Congress acted the following year to explicitly authorize the President to respond to national emergencies. In April of 1794, Congress adopted an “Act to Authorize the President, in certain cases, to alter the Place of holding a session of Congress.” Click here for a link to the 1794 Act Authorizing the President to Alter the Place for Holding a Session of Congress.
The Act provided the President with the authority to convene Congress at an alternate location that he may judge proper “whenever in the opinion of the President a contagious illness “or the existence of other circumstances” would be “hazardous to the lives or health”.
History of quarantine
The practice of isolating disease dates back to antiquity. The book of Leviticus contains a discussion of the treatment and procedure to quarantine lepers. In the 7th century, Roman Emperor Justinian required all new arrivals from plague-infested areas be temporary isolated. In imperial China sailors and foreigners were also subject to quarantine.
Venice established the first regularized system of quarantine to combat bubonic plague (also known as the Black Death). The Venetians detained ships for 40 days (the word quarantine is derived from the Italian quaranta giorni, for “forty days”). The world’s first maritime quarantine station, or “lazaretto” (named for Saint Lazarus) was built on an island near Venice in 1403.
Quarantine laws were first adopted in colonial America in the 1600s. In 1647, Massachusetts Bay Colony enacted the first sea-based quarantine in the American colonies. The regulation quarantined ships from Barbados in an effort to limit the plague from spreading.
Two decades later, in 1662, the Town of East Hampton, Long Island, instituted the first land-based quarantine to contain the spread of smallpox. The Town Records for March 2, 1662 provided that:
“…no Indian shall come to towne into the street after sufficient notice upon penalty of 5s. or be whipped until they be free of the smallpoxe… and if any English or Indian servant shall go to their wigwams they shall suffer the same punishment.”
New York City followed suit in 1663 with additional quarantine restrictions to resist the spread of smallpox. Copied below is the Massachusetts Act to Prevent Persons Concealing the Small-Pox, adopted 1732. Among other things, the Massachusetts Act required the placement of a six foot pole with a red cloth in front of an infected house to warn the public. In the 1730s, New York City built a formal quarantine station on Bedlow’s Island in New York Harbor. Years later, after it was torn down, the island became the site of the Statue of Liberty.
Following Philadelphia’s 1793 Yellow Fever epidemic, Congress adopted An Act for the Relief of Sick and Disabled Seamen. Click here for a discussion of the Act, which created the nation’s first payroll tax to provide health care and hospital care for merchant seaman.

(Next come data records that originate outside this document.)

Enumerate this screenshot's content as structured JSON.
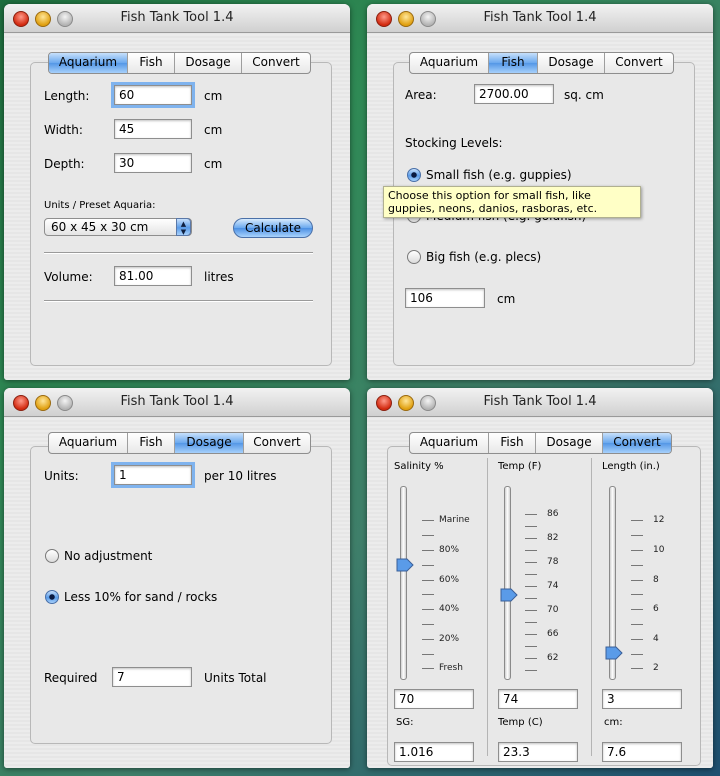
{
  "app_title": "Fish Tank Tool 1.4",
  "tabs": [
    "Aquarium",
    "Fish",
    "Dosage",
    "Convert"
  ],
  "aquarium": {
    "length_label": "Length:",
    "length_value": "60",
    "length_unit": "cm",
    "width_label": "Width:",
    "width_value": "45",
    "width_unit": "cm",
    "depth_label": "Depth:",
    "depth_value": "30",
    "depth_unit": "cm",
    "units_label": "Units / Preset Aquaria:",
    "preset_value": "60 x 45 x 30 cm",
    "calculate_label": "Calculate",
    "volume_label": "Volume:",
    "volume_value": "81.00",
    "volume_unit": "litres"
  },
  "fish": {
    "area_label": "Area:",
    "area_value": "2700.00",
    "area_unit": "sq. cm",
    "stocking_label": "Stocking Levels:",
    "small_label": "Small fish (e.g. guppies)",
    "medium_label": "Medium fish (e.g. goldfish)",
    "big_label": "Big fish (e.g. plecs)",
    "result_value": "106",
    "result_unit": "cm",
    "tooltip": "Choose this option for small fish, like guppies, neons, danios, rasboras, etc."
  },
  "dosage": {
    "units_label": "Units:",
    "units_value": "1",
    "per_label": "per 10 litres",
    "no_adjust_label": "No adjustment",
    "less_label": "Less 10% for sand / rocks",
    "required_label": "Required",
    "required_value": "7",
    "total_label": "Units Total"
  },
  "convert": {
    "salinity_label": "Salinity %",
    "salinity_ticks": [
      "Marine",
      "80%",
      "60%",
      "40%",
      "20%",
      "Fresh"
    ],
    "salinity_value": "70",
    "sg_label": "SG:",
    "sg_value": "1.016",
    "temp_f_label": "Temp (F)",
    "temp_f_ticks": [
      "86",
      "82",
      "78",
      "74",
      "70",
      "66",
      "62"
    ],
    "temp_f_value": "74",
    "temp_c_label": "Temp (C)",
    "temp_c_value": "23.3",
    "length_label": "Length (in.)",
    "length_ticks": [
      "12",
      "10",
      "8",
      "6",
      "4",
      "2"
    ],
    "length_value": "3",
    "cm_label": "cm:",
    "cm_value": "7.6"
  },
  "colors": {
    "selected_tab": "#6aa8ee",
    "tooltip_bg": "#ffffc6",
    "desktop_green": "#2f8a55"
  }
}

The first quarantine hospital in America was built in Philadelphia in 1799. The 10-acre “Lazaretto”, which included a hospital, offices and residences, was located on the banks of the Delaware River. It processed ships, cargo and passengers through the port of Philadelphia for nearly a century.
Similarly, in New York patients were quarantined at Riverside Hospital on Brother Island in New York’s East River between 1885 to 1938. The most famous patient quarantined there was “Typhoid Mary”. Similar facilities were used in other major port cities, including Angel Island off San Francisco and Boston’s pest house.
A pending post will discuss the history of immunization laws and Edward Jenner’s smallpox vaccine.